Nearly 300 migrant workers in Greece have ended a six-week hunger strike after the government offered a deal over residence permits.
Details of the deal were not immediately available but it is believed the mainly North African protesters will get temporary permits.
More than 100 protesters had been taken to hospital and some were being treated for acute kidney failure.
Many of the hunger strikers had lived and worked in Greece for years.
Despite not achieving all their aims, the protesters - illegal immigrants and asylum seekers - are claiming victory over the government, our correspondent says.
They wanted the state to stop treating them like illegal immigrants and grant them permanent residence status as well as work permits.
The Greek government will be relieved that the hunger strike is over.
The state was highly embarrassed by images of migrants lying listlessly in a central Athenian building surviving on sugared water.
Ministers were terrified that one or more of the protesters might die.
The compromise was reached after a public prosecutor instructed state doctors to take all necessary medical actions to prevent the strikers from dying.
The prospect of forced feeding helped to concentrate minds.
The government now appears to have persuaded them to accept a compromise under which they will have temporary residence permits that will be automatically renewed every six months while individual cases are investigated.
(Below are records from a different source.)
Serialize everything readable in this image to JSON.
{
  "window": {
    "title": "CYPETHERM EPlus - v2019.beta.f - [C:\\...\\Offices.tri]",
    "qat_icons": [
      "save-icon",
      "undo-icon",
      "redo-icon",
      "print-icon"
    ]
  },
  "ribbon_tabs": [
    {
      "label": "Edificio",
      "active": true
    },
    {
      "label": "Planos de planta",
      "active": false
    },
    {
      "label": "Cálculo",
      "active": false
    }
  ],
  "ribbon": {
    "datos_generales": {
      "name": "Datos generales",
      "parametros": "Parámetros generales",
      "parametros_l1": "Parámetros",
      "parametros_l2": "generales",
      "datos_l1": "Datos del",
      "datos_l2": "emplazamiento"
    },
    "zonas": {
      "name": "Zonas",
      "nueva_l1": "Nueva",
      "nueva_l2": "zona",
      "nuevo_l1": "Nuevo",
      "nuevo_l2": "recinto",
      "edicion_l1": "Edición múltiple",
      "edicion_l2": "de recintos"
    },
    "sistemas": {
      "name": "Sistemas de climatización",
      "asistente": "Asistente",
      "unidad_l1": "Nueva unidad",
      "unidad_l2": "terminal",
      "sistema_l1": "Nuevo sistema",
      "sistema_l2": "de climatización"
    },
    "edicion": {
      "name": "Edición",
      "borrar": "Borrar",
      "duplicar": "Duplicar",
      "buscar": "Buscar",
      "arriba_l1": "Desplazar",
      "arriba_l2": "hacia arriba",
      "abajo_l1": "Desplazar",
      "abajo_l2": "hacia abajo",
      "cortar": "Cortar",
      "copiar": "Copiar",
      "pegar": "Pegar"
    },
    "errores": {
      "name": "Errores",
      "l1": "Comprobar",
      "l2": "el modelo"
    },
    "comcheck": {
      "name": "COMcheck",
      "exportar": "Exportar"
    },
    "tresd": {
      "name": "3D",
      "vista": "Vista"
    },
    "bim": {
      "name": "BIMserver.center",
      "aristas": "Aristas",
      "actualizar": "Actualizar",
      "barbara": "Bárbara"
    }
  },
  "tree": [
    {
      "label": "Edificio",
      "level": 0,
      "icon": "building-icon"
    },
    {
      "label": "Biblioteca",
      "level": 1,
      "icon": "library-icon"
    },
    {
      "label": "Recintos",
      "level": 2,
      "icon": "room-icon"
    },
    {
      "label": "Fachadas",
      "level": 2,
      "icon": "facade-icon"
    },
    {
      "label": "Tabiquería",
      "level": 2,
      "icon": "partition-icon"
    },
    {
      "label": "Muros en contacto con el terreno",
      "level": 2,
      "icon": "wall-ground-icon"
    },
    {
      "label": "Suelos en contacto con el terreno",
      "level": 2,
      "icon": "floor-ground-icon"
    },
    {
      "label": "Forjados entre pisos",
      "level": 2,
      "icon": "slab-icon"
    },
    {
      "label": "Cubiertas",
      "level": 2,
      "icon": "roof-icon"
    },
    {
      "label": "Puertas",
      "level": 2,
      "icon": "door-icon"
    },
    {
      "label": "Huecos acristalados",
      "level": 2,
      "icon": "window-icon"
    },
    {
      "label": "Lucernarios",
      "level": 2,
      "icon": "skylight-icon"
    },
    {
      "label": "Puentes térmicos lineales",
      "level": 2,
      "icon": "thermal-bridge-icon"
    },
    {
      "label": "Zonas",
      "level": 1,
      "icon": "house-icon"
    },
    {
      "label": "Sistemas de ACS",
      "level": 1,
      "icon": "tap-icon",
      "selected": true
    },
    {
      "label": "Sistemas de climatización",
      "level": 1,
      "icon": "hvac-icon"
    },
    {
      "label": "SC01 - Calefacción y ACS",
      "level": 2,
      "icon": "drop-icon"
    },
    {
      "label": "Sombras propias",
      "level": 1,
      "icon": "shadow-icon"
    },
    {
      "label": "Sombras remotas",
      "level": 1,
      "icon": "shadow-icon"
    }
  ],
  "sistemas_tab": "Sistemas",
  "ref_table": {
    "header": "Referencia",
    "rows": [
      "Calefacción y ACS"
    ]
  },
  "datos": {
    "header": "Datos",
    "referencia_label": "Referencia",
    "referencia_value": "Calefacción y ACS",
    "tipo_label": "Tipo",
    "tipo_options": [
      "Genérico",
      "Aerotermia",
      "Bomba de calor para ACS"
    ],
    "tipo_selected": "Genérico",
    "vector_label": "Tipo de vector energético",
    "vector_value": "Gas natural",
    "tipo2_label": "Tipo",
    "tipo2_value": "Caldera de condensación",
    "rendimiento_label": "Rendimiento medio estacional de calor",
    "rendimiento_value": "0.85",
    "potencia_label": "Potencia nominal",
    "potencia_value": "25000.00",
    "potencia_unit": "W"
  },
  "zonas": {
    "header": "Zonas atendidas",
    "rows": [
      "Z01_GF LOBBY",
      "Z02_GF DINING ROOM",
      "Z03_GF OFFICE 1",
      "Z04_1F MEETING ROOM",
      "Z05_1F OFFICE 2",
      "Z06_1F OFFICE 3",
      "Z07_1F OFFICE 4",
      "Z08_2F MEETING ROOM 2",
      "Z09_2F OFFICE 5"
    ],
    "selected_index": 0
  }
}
Residence permits are necessary in Greece to receive social insurance payments, and because unemployment has risen steeply as a result of the economic crisis, the number of people requiring welfare has also increased.
The end of the hunger strike will do little to alter Greece's international reputation for dealing with asylum seekers, our correspondent says, as it rejects 99% of all claims.
Greece has become the main transit point for illegal migration into the European Union. In the first six months of 2010, it reported 45,000 illegal border crossings into its territory.
In an October 2010 report by UN special rapporteur Dr Manfred Novak, Greece's asylum system was described as "dysfunctional".
Dr Novak said that many of Athens' police stations were being used as detention centres for migrants and although the Greek government wanted to improve the situation it lacked the funds to do so.